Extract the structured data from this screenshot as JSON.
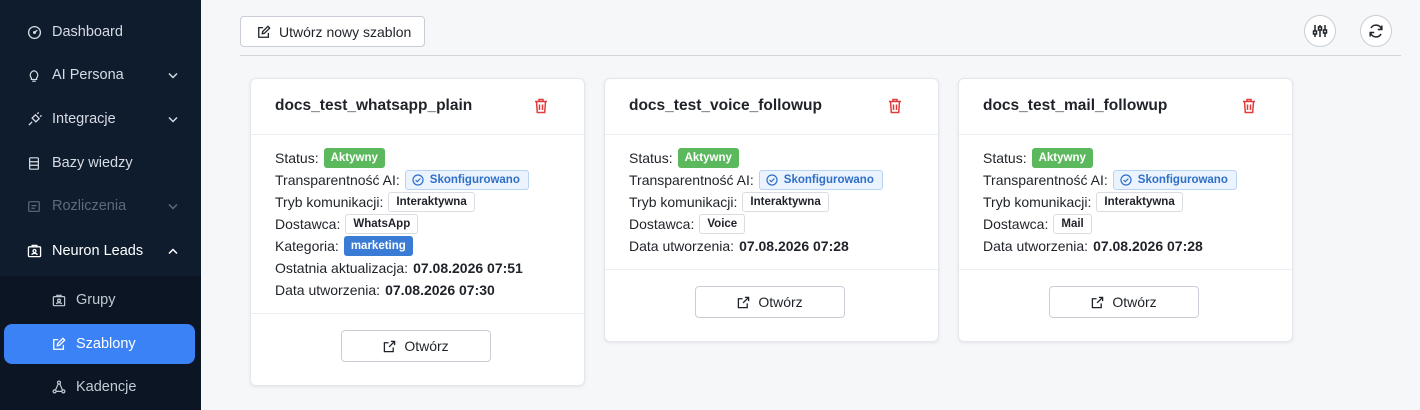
{
  "sidebar": {
    "items": [
      {
        "label": "Dashboard",
        "icon": "gauge-icon"
      },
      {
        "label": "AI Persona",
        "icon": "lightbulb-icon"
      },
      {
        "label": "Integracje",
        "icon": "plug-icon"
      },
      {
        "label": "Bazy wiedzy",
        "icon": "database-icon"
      },
      {
        "label": "Rozliczenia",
        "icon": "billing-icon"
      },
      {
        "label": "Neuron Leads",
        "icon": "leads-icon"
      }
    ],
    "sub_items": [
      {
        "label": "Grupy",
        "icon": "group-icon"
      },
      {
        "label": "Szablony",
        "icon": "template-icon"
      },
      {
        "label": "Kadencje",
        "icon": "cadence-icon"
      }
    ]
  },
  "toolbar": {
    "new_template_label": "Utwórz nowy szablon"
  },
  "labels": {
    "status": "Status:",
    "transparency": "Transparentność AI:",
    "mode": "Tryb komunikacji:",
    "provider": "Dostawca:",
    "category": "Kategoria:",
    "last_update": "Ostatnia aktualizacja:",
    "created": "Data utworzenia:",
    "open": "Otwórz"
  },
  "cards": [
    {
      "title": "docs_test_whatsapp_plain",
      "status": "Aktywny",
      "transparency": "Skonfigurowano",
      "mode": "Interaktywna",
      "provider": "WhatsApp",
      "category": "marketing",
      "last_update": "07.08.2026 07:51",
      "created": "07.08.2026 07:30"
    },
    {
      "title": "docs_test_voice_followup",
      "status": "Aktywny",
      "transparency": "Skonfigurowano",
      "mode": "Interaktywna",
      "provider": "Voice",
      "created": "07.08.2026 07:28"
    },
    {
      "title": "docs_test_mail_followup",
      "status": "Aktywny",
      "transparency": "Skonfigurowano",
      "mode": "Interaktywna",
      "provider": "Mail",
      "created": "07.08.2026 07:28"
    }
  ],
  "colors": {
    "sidebar_bg": "#0f1c2e",
    "active_item": "#3b82f6",
    "status_green": "#5cb85c",
    "category_blue": "#3a7bd5",
    "trash_red": "#e03b3b"
  }
}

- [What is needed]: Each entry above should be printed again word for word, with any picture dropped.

- [Answer below]:
Extract the structured data from this screenshot as JSON.
{
  "sidebar": {
    "items": [
      {
        "label": "Dashboard",
        "icon": "gauge-icon"
      },
      {
        "label": "AI Persona",
        "icon": "lightbulb-icon"
      },
      {
        "label": "Integracje",
        "icon": "plug-icon"
      },
      {
        "label": "Bazy wiedzy",
        "icon": "database-icon"
      },
      {
        "label": "Rozliczenia",
        "icon": "billing-icon"
      },
      {
        "label": "Neuron Leads",
        "icon": "leads-icon"
      }
    ],
    "sub_items": [
      {
        "label": "Grupy",
        "icon": "group-icon"
      },
      {
        "label": "Szablony",
        "icon": "template-icon"
      },
      {
        "label": "Kadencje",
        "icon": "cadence-icon"
      }
    ]
  },
  "toolbar": {
    "new_template_label": "Utwórz nowy szablon"
  },
  "labels": {
    "status": "Status:",
    "transparency": "Transparentność AI:",
    "mode": "Tryb komunikacji:",
    "provider": "Dostawca:",
    "category": "Kategoria:",
    "last_update": "Ostatnia aktualizacja:",
    "created": "Data utworzenia:",
    "open": "Otwórz"
  },
  "cards": [
    {
      "title": "docs_test_whatsapp_plain",
      "status": "Aktywny",
      "transparency": "Skonfigurowano",
      "mode": "Interaktywna",
      "provider": "WhatsApp",
      "category": "marketing",
      "last_update": "07.08.2026 07:51",
      "created": "07.08.2026 07:30"
    },
    {
      "title": "docs_test_voice_followup",
      "status": "Aktywny",
      "transparency": "Skonfigurowano",
      "mode": "Interaktywna",
      "provider": "Voice",
      "created": "07.08.2026 07:28"
    },
    {
      "title": "docs_test_mail_followup",
      "status": "Aktywny",
      "transparency": "Skonfigurowano",
      "mode": "Interaktywna",
      "provider": "Mail",
      "created": "07.08.2026 07:28"
    }
  ],
  "colors": {
    "sidebar_bg": "#0f1c2e",
    "active_item": "#3b82f6",
    "status_green": "#5cb85c",
    "category_blue": "#3a7bd5",
    "trash_red": "#e03b3b"
  }
}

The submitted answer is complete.